Beer O'Clock: Billy Beer
On this fine Friday avo in our regular Beer O'Clock post, reflections on beers past from Real Beer's Neil Miller:
I had never seen an empty beer can used a prop at a political science lecture before. Professor Stephen Levine from Victoria University of Wellington was using a thirty-year old can of Billy Beer to make the point that even the President of the United States of American cannot choose his family.
Billy Carter was a constant embarrassment to his brother one-term President Jimmy Carter. Despite promoting “Redneck Power” pickup trucks, Billy is best known even today for the beer that briefly carried his name.

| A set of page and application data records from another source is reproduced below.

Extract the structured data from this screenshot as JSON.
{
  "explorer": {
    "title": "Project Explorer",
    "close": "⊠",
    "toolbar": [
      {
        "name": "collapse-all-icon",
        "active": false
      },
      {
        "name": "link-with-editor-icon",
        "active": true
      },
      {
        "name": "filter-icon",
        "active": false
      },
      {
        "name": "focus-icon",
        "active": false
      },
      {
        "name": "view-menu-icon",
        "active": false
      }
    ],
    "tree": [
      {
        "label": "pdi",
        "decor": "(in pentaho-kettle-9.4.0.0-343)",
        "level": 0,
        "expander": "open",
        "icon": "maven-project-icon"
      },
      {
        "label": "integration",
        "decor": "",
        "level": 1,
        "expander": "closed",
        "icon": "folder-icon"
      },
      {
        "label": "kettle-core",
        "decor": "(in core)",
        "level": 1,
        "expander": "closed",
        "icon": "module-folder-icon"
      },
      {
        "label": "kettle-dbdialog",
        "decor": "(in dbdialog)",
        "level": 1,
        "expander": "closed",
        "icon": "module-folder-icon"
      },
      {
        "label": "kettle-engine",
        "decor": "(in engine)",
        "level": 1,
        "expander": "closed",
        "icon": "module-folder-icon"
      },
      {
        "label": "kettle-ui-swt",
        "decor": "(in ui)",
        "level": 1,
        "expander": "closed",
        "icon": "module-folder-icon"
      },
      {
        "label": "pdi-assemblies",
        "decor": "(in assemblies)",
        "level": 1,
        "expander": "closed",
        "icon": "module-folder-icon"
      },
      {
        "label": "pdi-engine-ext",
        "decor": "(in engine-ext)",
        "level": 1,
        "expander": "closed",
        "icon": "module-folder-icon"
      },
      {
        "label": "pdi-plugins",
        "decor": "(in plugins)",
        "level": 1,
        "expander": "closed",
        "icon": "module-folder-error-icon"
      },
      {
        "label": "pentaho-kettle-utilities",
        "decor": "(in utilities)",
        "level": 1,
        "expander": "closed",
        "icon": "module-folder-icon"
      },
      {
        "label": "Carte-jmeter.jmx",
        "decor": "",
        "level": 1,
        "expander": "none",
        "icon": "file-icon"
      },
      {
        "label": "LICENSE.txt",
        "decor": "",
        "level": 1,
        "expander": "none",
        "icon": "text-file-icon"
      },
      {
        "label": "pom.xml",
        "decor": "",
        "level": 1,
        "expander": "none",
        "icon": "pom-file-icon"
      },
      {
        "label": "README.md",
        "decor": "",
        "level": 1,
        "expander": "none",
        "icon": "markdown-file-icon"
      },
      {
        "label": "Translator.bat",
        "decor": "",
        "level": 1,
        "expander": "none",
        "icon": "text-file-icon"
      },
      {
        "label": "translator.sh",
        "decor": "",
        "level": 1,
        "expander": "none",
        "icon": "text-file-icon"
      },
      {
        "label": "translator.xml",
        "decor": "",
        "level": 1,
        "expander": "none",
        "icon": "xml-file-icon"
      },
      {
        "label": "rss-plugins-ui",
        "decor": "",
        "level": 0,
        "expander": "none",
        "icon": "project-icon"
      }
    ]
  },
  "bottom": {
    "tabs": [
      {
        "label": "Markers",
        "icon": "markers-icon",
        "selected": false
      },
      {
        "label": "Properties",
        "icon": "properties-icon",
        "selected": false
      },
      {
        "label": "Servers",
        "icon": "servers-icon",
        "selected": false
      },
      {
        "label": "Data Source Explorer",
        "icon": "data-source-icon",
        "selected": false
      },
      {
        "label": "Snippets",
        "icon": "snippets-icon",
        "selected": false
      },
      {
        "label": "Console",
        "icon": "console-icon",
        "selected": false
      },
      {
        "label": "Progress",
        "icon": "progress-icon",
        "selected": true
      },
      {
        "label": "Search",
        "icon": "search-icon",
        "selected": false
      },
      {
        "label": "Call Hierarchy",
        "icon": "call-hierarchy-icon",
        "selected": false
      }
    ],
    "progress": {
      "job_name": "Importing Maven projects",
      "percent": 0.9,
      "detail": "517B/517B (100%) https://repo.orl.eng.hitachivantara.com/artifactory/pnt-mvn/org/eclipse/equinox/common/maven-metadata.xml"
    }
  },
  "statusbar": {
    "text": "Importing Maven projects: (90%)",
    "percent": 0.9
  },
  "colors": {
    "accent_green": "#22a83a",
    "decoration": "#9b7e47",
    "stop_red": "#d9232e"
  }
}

Billy Beer was launched in 1977 by the Falls City Brewing Company. Although the can states that the beer was “brewed expressly for and with the personal approval of one of America's all-time great beer drinkers - Billy Carter,” Billy himself had no input into the design of the beer. He was selected as the spokesman because, frankly, his brother was the President and Billy was already very well known for enjoying his beer.
The beer was actually produced by four different breweries in the seventies – Falls City Brewing Company, Cold Spring Brewing, West End Brewing and Pearl Brewing Company. Around 2 billion cans were produced so even today the cans are not as nearly rare as people think.
They are so common that the Brewery Collectables Club of America – who should know about these things – note “most of these [1970s] commemorative cans are still incredibly abundant and virtually worthless, most notably the ubiquitous Billy Beer.”
While there are frequently adverts offering to sell Billy Beer for hundreds or even thousands of dollars a can, the experts warn that these are basically fraudulent. Billy Beer sells for around US50c to a couple of dollars on eBay but the actual value to a collector is probably around 25c but only if it is in good condition and the collector – for some reason – really wants one.
So, all those people who were hoping that old sixer of Billy in the basement was going to see them through retirement should probably consult a financial planner. Billy Carter should have done that– after Billy Beer collapsed, he had to sell his home to settle the back taxes he owed the IRS.
Labels: Beer and Elsewhere